● **Prompt**
Wherever a line in the data holds the word "this", pull that line out.

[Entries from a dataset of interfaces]

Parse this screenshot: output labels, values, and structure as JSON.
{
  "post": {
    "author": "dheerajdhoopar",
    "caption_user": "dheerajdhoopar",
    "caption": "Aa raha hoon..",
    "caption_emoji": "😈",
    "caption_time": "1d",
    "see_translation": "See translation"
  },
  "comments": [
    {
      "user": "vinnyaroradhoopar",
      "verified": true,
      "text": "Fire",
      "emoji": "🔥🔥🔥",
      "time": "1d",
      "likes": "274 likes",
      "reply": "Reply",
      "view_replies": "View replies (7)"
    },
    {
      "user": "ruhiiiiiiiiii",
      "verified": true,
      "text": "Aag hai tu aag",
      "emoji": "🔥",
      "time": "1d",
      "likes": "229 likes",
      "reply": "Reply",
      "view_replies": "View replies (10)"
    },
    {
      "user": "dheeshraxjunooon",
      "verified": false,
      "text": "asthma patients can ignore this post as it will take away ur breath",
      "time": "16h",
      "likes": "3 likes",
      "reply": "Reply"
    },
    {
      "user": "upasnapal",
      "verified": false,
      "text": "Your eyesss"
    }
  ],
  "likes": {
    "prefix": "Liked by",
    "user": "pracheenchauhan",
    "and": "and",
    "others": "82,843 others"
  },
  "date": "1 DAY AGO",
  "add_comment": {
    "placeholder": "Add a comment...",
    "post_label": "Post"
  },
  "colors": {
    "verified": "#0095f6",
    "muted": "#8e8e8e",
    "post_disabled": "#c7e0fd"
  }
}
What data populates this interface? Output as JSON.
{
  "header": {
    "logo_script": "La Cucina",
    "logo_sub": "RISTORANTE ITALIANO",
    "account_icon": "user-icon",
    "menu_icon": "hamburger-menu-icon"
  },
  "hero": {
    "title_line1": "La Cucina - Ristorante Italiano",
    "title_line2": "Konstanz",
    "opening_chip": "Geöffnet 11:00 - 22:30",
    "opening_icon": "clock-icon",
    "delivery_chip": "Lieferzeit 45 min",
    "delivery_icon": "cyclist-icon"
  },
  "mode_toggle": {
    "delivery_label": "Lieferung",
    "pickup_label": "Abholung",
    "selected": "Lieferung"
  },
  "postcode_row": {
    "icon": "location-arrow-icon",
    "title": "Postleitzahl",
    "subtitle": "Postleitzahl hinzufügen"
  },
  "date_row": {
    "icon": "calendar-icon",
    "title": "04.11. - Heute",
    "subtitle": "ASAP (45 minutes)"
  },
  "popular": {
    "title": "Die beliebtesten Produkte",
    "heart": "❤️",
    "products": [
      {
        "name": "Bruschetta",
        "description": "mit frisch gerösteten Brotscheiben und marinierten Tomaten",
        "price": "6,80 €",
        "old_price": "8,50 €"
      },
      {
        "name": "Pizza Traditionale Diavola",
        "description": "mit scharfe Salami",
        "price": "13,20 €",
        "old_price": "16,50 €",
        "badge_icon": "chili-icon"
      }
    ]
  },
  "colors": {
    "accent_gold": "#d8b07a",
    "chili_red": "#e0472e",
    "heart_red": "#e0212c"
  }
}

● **Problem solution**
Parse this screenshot: output labels, values, and structure as JSON.
      "text": "asthma patients can ignore this post as it will take away ur breath",
What data populates this interface? Output as JSON.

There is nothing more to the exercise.